414 : 143RD ST (Southern Blvd). 256,000. 6 train. Close it. A lot of riders want to get past here to where they're going.
415 : AQUEDUCT. 238,000. I'm impressed it has even this much traffic, for a location at the edge of nowhere. Feel free to add 30,000 who use the part-time Aqueduct Racetrack station, because it doesn't make much difference. But before closing it, let's hang on and see whether the track's foray into slot machines generates traffic.
416 : BEACH 98TH ST. 215,000. See number 420.
[ 417 : WHITLOCK AVE. Foul. It was completely closed for 8 months in 2010, so no wonder the counts are a little low. In 2009 it did 480,000, which isn't great, but it's enough to keep it out of the bottom 15. I'm not considering it. ]
418 : BEACH 44TH ST. 144,000. Rockaways.
419 : BROAD CHANNEL. 93,000. On one side, a small town in the middle of Jamaica Bay. On the other side, nothing.
420 : BEACH 105TH ST. 65,800. Oh come on. That's an average of 180 a day, or with 4 trains per hour, 2 passengers per train. It's easy to understand. On one side is an empty lot and a parking lot, and on the other is an industrial property full of tanks. Great. Why is this station open? All four stations on the Rockaway Park branch are in the bottom 15— numbers 420, 416, 410, and 413. Why is the line open?
Really bad locations: Broad Channel and Beach 105th St.
What should we do with the whole Rockaway line south of Howard Beach?
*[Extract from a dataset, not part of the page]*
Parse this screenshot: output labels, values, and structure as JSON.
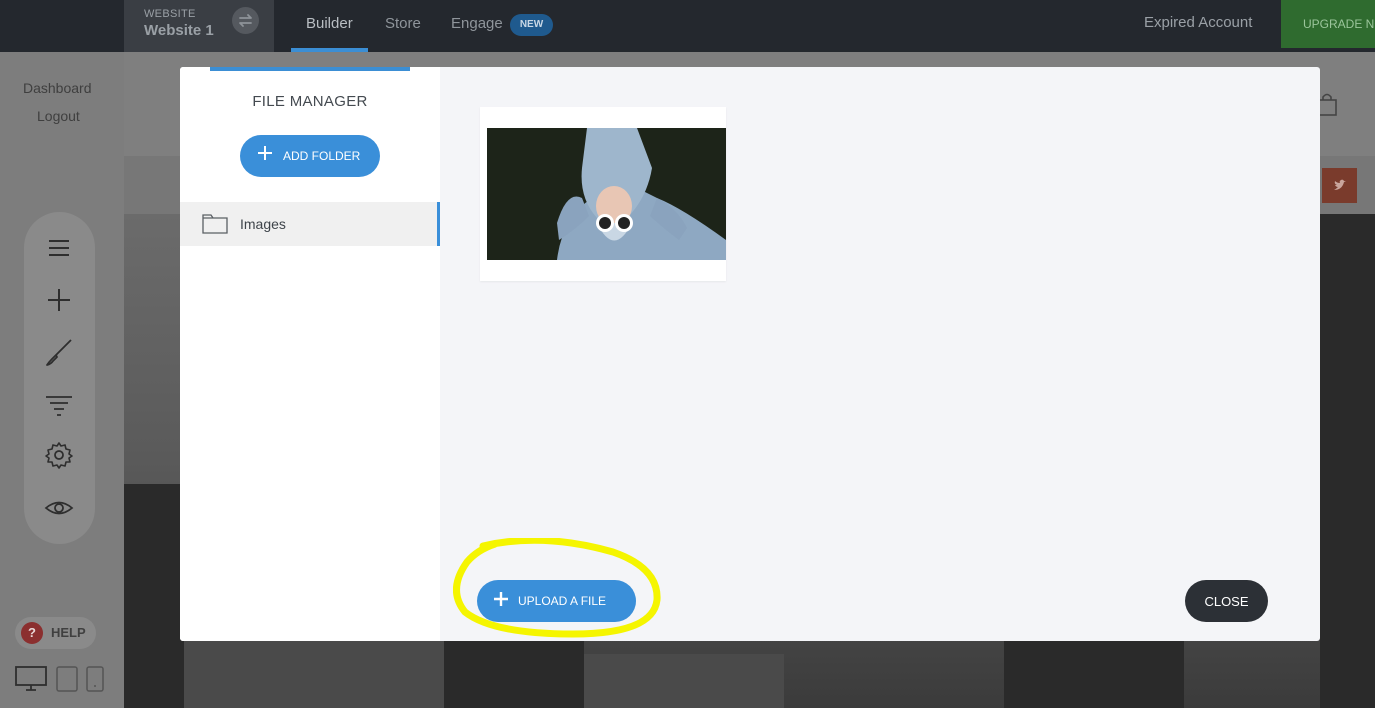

The only two stations not in the bottom 15 are Beach 60th St (378 with 789,000) and Far Rockaway (302 with a respectable 1,375,000). I want to allow that during the past year many of the stations have been closed part of the time in one direction for construction, but the passengers must have just gone on to the next station, and they are still all low counts.
The numbers really are well within the range of Long Island Rail Road station counts, even Far Rockaway (subway) which has fewer riders than about a dozen suburban stations. Far Rockaway (LIRR) has one train an hour, or two in rush hours, and a ride from New York will cost you $7.25 off peak. Should we really be running four trains an hour for $2.50 on the subway side?
I know. No one wants to open the can of worms about the gap in fares and frequencies between subway and mainline rail lines. It's the "third rail" of transit policy... or maybe some other metaphor! We can save that for another time.
The images are from Google Maps.